Users can check the status of their assets and businesses in real time, receive security events and alarms quickly and do emergency responses by using a mobile app.
The cloud enables operators to remotely help their clients configure devices, fix bugs, maintain and upgrade security systems, and provide better value-added services.
Crystal clear security imaging will be standard
In any weather, under any conditions, any time of day or night, it is always vital for video security cameras to maintain image clarity and capture details.
Cameras with low light imaging technology that renders high-definition and full-color images at night and in nearly completely dark environments have been welcomed in the market.
This technology was applied to more camera models like 4K, varifocal and PTZ cameras.
For clearer video security imaging in poor visibility especially in severe weather, high-performance imaging sensors, ISP technology and Artificial Intelligence algorithms are being employed, thus enabling cameras to maintain clarity and details of view.
The trend toward incorporating multiple lenses in new cameras cannot be ignored.
Single-lens cameras are limited in their ability to get more details at greater distances and get the whole picture in large-scale places. They do only one or the other.
By employing two or more imaging lenses in one camera, multi-lens cameras can simultaneously deliver both panoramas and detailed, zoomed-in views of the same large site.
Locations for application, for example airports, harbors, transit stations, parking lots, stadiums and squares will see these multi-lens cameras as a boon on every level.
Biometric access control for security and efficiency
In the past decades, authorized access control has moved a long way away from keys, pin codes and ID cards. We now find ourselves stepping into the era of biometrics.
The access control market is rapidly becoming occupied by biometric authentications, from fingerprint and palmprint recognition to facial and iris recognition.
Biometric access controls bring inherent advantages, like higher security and efficiency with reduced counterfeiting, verifying in seconds and prevent unnecessary physical contact.
Iris, palmprint and facial recognition digital applications and tools offer touchless access control which is a hygienic practice that is favored as a result of the pandemic.
Zero Trust approach to take cybersecurity spotlight
With more security devices connecting over the internet, cybersecurity is a big challenge.
Stricter data security and privacy protection regulations have recently been introduced, like the EU’s GDPR and the Data Security Law in China, placing higher demands on cybersecurity.
In 2021, many ransomware attacks convinced us that companies in every industry must reinforce their network security architecture and strengthen their online protections.
So how do we address growing cybersecurity concerns?

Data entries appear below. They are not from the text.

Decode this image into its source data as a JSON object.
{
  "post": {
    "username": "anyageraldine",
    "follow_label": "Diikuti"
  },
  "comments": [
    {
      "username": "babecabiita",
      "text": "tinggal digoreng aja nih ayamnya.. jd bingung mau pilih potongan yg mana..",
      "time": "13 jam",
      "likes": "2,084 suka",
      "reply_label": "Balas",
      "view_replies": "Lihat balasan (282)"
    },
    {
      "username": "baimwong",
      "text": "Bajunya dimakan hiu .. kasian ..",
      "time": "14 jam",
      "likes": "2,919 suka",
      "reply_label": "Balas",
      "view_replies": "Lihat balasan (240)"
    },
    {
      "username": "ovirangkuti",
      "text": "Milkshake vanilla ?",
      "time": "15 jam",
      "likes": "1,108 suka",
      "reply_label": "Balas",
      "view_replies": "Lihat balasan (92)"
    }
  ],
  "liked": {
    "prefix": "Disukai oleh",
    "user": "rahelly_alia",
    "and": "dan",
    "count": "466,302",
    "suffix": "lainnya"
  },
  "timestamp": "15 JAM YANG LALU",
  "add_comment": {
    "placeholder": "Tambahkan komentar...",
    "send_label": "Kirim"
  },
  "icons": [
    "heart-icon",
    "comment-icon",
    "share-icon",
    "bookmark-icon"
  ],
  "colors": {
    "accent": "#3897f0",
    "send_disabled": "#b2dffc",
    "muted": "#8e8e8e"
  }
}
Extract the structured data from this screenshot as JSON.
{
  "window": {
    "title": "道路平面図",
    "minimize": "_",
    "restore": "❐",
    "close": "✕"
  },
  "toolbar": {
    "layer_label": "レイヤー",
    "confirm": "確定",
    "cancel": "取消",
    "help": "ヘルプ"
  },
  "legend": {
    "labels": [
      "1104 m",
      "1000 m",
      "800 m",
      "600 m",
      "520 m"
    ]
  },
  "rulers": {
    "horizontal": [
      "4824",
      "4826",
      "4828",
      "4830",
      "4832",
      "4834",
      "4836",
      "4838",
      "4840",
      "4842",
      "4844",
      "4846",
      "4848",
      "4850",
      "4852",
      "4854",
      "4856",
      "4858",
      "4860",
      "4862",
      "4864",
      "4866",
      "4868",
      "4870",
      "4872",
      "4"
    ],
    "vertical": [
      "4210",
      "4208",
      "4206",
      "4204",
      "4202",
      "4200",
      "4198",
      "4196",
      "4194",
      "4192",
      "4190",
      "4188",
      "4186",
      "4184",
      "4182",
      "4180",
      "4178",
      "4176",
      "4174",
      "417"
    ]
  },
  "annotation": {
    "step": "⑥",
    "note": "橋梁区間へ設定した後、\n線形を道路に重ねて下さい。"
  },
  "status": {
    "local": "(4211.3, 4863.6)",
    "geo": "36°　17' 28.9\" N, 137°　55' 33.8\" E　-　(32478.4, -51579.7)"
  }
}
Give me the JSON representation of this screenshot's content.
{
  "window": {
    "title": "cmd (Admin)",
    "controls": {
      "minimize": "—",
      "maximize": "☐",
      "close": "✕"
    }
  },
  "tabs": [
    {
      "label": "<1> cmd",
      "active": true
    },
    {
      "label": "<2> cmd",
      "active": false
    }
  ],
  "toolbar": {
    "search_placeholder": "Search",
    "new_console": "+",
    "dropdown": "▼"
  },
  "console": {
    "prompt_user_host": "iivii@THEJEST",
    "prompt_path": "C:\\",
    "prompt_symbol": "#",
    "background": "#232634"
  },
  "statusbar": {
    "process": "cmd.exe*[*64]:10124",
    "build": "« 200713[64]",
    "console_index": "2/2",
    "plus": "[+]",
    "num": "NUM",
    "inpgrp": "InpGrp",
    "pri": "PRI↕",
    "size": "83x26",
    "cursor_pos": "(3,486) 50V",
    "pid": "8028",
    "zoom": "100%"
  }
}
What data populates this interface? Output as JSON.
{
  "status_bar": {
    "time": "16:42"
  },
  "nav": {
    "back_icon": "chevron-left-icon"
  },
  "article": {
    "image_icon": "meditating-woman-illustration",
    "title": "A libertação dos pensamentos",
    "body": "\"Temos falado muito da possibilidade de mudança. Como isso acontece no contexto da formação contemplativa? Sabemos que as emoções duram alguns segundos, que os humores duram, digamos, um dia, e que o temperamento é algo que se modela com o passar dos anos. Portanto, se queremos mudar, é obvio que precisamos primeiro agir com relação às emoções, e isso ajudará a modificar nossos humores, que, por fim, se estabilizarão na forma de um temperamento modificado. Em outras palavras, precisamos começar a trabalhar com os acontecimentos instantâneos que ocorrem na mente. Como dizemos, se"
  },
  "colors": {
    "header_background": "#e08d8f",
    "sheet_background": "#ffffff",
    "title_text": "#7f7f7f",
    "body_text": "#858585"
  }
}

Though the concept actually developed in 2010, the term “Zero Trust” has become a hot word just in recent years.
A strategic initiative that developed to prevent data breaches by eliminating the concept of trust from a network, Zero Trust has a philosophy of “never trust, always verify.”
The concept was accepted in the IT industry and it is slowly but steadily moving into the physical security realm, as it gradually becomes an important part of the IoT world.
Green manufacturing and low-carbon initiatives
The consensus is in: low-carbon initiatives are valued by societies around the world.
In the security market, we have seen products featuring low-power-consumption being preferred options for customers, and demands for solar-powered cameras are increasing.
Meanwhile, local laws, regulations and policies that restrict carbon emission standards for manufacturing enterprises are pushing industries toward adopting more environmentally-conscious practices in their daily operations and production.
Environmentally-conscious practices include using more environment-friendly materials and adopting multiple energy-efficient designs in product manufacturing processes.
We are delighted to see that more security industry manufacturers are exploring “green” manufacturing, and are committed to lowering their carbon output.
Though it takes time, the movement has begun and we expect to see big strides in 2022.